(Exercise data begins)

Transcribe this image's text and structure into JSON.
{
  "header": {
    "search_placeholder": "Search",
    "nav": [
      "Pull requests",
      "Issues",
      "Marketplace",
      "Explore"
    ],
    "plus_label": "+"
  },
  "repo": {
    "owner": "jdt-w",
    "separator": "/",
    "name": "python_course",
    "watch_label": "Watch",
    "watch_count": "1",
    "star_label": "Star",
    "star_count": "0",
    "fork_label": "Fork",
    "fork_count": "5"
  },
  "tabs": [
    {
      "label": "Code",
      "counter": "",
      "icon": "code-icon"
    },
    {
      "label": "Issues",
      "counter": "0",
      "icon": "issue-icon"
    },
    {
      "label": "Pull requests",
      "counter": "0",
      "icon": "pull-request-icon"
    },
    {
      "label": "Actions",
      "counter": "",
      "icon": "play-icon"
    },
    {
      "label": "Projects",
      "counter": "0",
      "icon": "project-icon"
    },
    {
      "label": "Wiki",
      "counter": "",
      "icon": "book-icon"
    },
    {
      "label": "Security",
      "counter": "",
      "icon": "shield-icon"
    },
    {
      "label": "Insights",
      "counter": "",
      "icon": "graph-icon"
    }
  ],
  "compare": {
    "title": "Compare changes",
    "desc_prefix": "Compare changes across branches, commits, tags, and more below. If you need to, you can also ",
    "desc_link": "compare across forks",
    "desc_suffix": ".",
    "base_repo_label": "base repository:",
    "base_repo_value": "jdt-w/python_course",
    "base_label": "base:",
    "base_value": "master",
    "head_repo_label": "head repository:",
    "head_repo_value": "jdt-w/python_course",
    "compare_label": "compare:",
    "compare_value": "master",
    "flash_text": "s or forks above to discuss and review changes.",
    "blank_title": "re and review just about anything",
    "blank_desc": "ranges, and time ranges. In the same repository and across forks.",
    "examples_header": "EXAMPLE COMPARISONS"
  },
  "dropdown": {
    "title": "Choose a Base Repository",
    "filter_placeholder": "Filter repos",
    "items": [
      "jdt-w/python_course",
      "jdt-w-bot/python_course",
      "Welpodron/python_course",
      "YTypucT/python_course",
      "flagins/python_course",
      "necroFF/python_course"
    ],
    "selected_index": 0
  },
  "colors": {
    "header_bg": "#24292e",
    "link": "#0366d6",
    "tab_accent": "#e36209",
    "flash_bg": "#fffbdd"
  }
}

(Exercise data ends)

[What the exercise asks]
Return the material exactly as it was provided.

[Result of this exercise]
Transcribe this image's text and structure into JSON.
{
  "header": {
    "search_placeholder": "Search",
    "nav": [
      "Pull requests",
      "Issues",
      "Marketplace",
      "Explore"
    ],
    "plus_label": "+"
  },
  "repo": {
    "owner": "jdt-w",
    "separator": "/",
    "name": "python_course",
    "watch_label": "Watch",
    "watch_count": "1",
    "star_label": "Star",
    "star_count": "0",
    "fork_label": "Fork",
    "fork_count": "5"
  },
  "tabs": [
    {
      "label": "Code",
      "counter": "",
      "icon": "code-icon"
    },
    {
      "label": "Issues",
      "counter": "0",
      "icon": "issue-icon"
    },
    {
      "label": "Pull requests",
      "counter": "0",
      "icon": "pull-request-icon"
    },
    {
      "label": "Actions",
      "counter": "",
      "icon": "play-icon"
    },
    {
      "label": "Projects",
      "counter": "0",
      "icon": "project-icon"
    },
    {
      "label": "Wiki",
      "counter": "",
      "icon": "book-icon"
    },
    {
      "label": "Security",
      "counter": "",
      "icon": "shield-icon"
    },
    {
      "label": "Insights",
      "counter": "",
      "icon": "graph-icon"
    }
  ],
  "compare": {
    "title": "Compare changes",
    "desc_prefix": "Compare changes across branches, commits, tags, and more below. If you need to, you can also ",
    "desc_link": "compare across forks",
    "desc_suffix": ".",
    "base_repo_label": "base repository:",
    "base_repo_value": "jdt-w/python_course",
    "base_label": "base:",
    "base_value": "master",
    "head_repo_label": "head repository:",
    "head_repo_value": "jdt-w/python_course",
    "compare_label": "compare:",
    "compare_value": "master",
    "flash_text": "s or forks above to discuss and review changes.",
    "blank_title": "re and review just about anything",
    "blank_desc": "ranges, and time ranges. In the same repository and across forks.",
    "examples_header": "EXAMPLE COMPARISONS"
  },
  "dropdown": {
    "title": "Choose a Base Repository",
    "filter_placeholder": "Filter repos",
    "items": [
      "jdt-w/python_course",
      "jdt-w-bot/python_course",
      "Welpodron/python_course",
      "YTypucT/python_course",
      "flagins/python_course",
      "necroFF/python_course"
    ],
    "selected_index": 0
  },
  "colors": {
    "header_bg": "#24292e",
    "link": "#0366d6",
    "tab_accent": "#e36209",
    "flash_bg": "#fffbdd"
  }
}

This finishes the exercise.